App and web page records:
——————
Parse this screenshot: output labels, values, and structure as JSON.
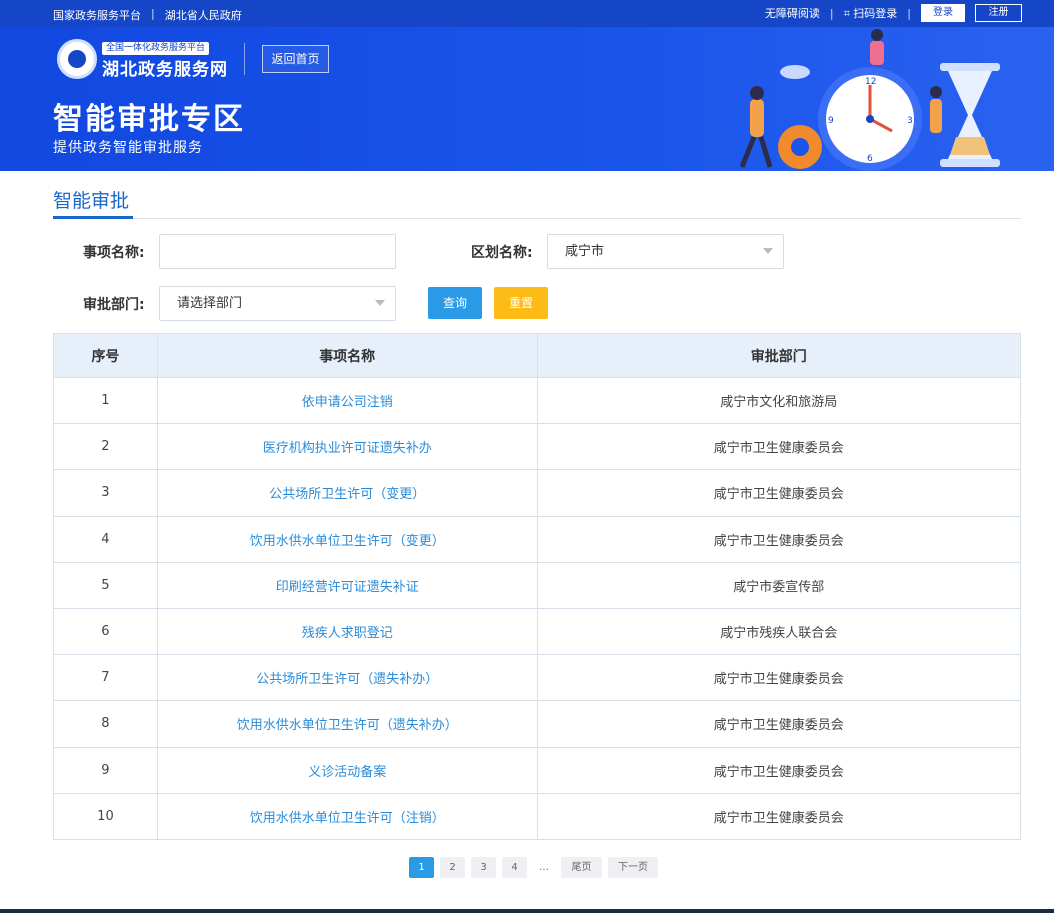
{
  "topbar": {
    "links": [
      "国家政务服务平台",
      "|",
      "湖北省人民政府"
    ],
    "accessibility": "无障碍阅读",
    "scan_login": "扫码登录",
    "login": "登录",
    "register": "注册"
  },
  "banner": {
    "logo_sub": "全国一体化政务服务平台",
    "logo_main": "湖北政务服务网",
    "home_button": "返回首页",
    "title": "智能审批专区",
    "subtitle": "提供政务智能审批服务"
  },
  "section": {
    "title": "智能审批"
  },
  "filters": {
    "item_name_label": "事项名称:",
    "item_name_value": "",
    "region_label": "区划名称:",
    "region_value": "咸宁市",
    "dept_label": "审批部门:",
    "dept_value": "请选择部门",
    "query": "查询",
    "reset": "重置"
  },
  "table": {
    "headers": [
      "序号",
      "事项名称",
      "审批部门"
    ],
    "rows": [
      [
        "1",
        "依申请公司注销",
        "咸宁市文化和旅游局"
      ],
      [
        "2",
        "医疗机构执业许可证遗失补办",
        "咸宁市卫生健康委员会"
      ],
      [
        "3",
        "公共场所卫生许可（变更）",
        "咸宁市卫生健康委员会"
      ],
      [
        "4",
        "饮用水供水单位卫生许可（变更）",
        "咸宁市卫生健康委员会"
      ],
      [
        "5",
        "印刷经营许可证遗失补证",
        "咸宁市委宣传部"
      ],
      [
        "6",
        "残疾人求职登记",
        "咸宁市残疾人联合会"
      ],
      [
        "7",
        "公共场所卫生许可（遗失补办）",
        "咸宁市卫生健康委员会"
      ],
      [
        "8",
        "饮用水供水单位卫生许可（遗失补办）",
        "咸宁市卫生健康委员会"
      ],
      [
        "9",
        "义诊活动备案",
        "咸宁市卫生健康委员会"
      ],
      [
        "10",
        "饮用水供水单位卫生许可（注销）",
        "咸宁市卫生健康委员会"
      ]
    ]
  },
  "pagination": {
    "pages": [
      "1",
      "2",
      "3",
      "4"
    ],
    "current": "1",
    "ellipsis": "...",
    "last": "尾页",
    "next": "下一页"
  },
  "colors": {
    "primary": "#1546c8",
    "link": "#2a8cd9",
    "query": "#2a9ae6",
    "reset": "#fcbb16"
  }
}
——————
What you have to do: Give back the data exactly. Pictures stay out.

Solution to this problem:
Parse this screenshot: output labels, values, and structure as JSON.
{
  "topbar": {
    "links": [
      "国家政务服务平台",
      "|",
      "湖北省人民政府"
    ],
    "accessibility": "无障碍阅读",
    "scan_login": "扫码登录",
    "login": "登录",
    "register": "注册"
  },
  "banner": {
    "logo_sub": "全国一体化政务服务平台",
    "logo_main": "湖北政务服务网",
    "home_button": "返回首页",
    "title": "智能审批专区",
    "subtitle": "提供政务智能审批服务"
  },
  "section": {
    "title": "智能审批"
  },
  "filters": {
    "item_name_label": "事项名称:",
    "item_name_value": "",
    "region_label": "区划名称:",
    "region_value": "咸宁市",
    "dept_label": "审批部门:",
    "dept_value": "请选择部门",
    "query": "查询",
    "reset": "重置"
  },
  "table": {
    "headers": [
      "序号",
      "事项名称",
      "审批部门"
    ],
    "rows": [
      [
        "1",
        "依申请公司注销",
        "咸宁市文化和旅游局"
      ],
      [
        "2",
        "医疗机构执业许可证遗失补办",
        "咸宁市卫生健康委员会"
      ],
      [
        "3",
        "公共场所卫生许可（变更）",
        "咸宁市卫生健康委员会"
      ],
      [
        "4",
        "饮用水供水单位卫生许可（变更）",
        "咸宁市卫生健康委员会"
      ],
      [
        "5",
        "印刷经营许可证遗失补证",
        "咸宁市委宣传部"
      ],
      [
        "6",
        "残疾人求职登记",
        "咸宁市残疾人联合会"
      ],
      [
        "7",
        "公共场所卫生许可（遗失补办）",
        "咸宁市卫生健康委员会"
      ],
      [
        "8",
        "饮用水供水单位卫生许可（遗失补办）",
        "咸宁市卫生健康委员会"
      ],
      [
        "9",
        "义诊活动备案",
        "咸宁市卫生健康委员会"
      ],
      [
        "10",
        "饮用水供水单位卫生许可（注销）",
        "咸宁市卫生健康委员会"
      ]
    ]
  },
  "pagination": {
    "pages": [
      "1",
      "2",
      "3",
      "4"
    ],
    "current": "1",
    "ellipsis": "...",
    "last": "尾页",
    "next": "下一页"
  },
  "colors": {
    "primary": "#1546c8",
    "link": "#2a8cd9",
    "query": "#2a9ae6",
    "reset": "#fcbb16"
  }
}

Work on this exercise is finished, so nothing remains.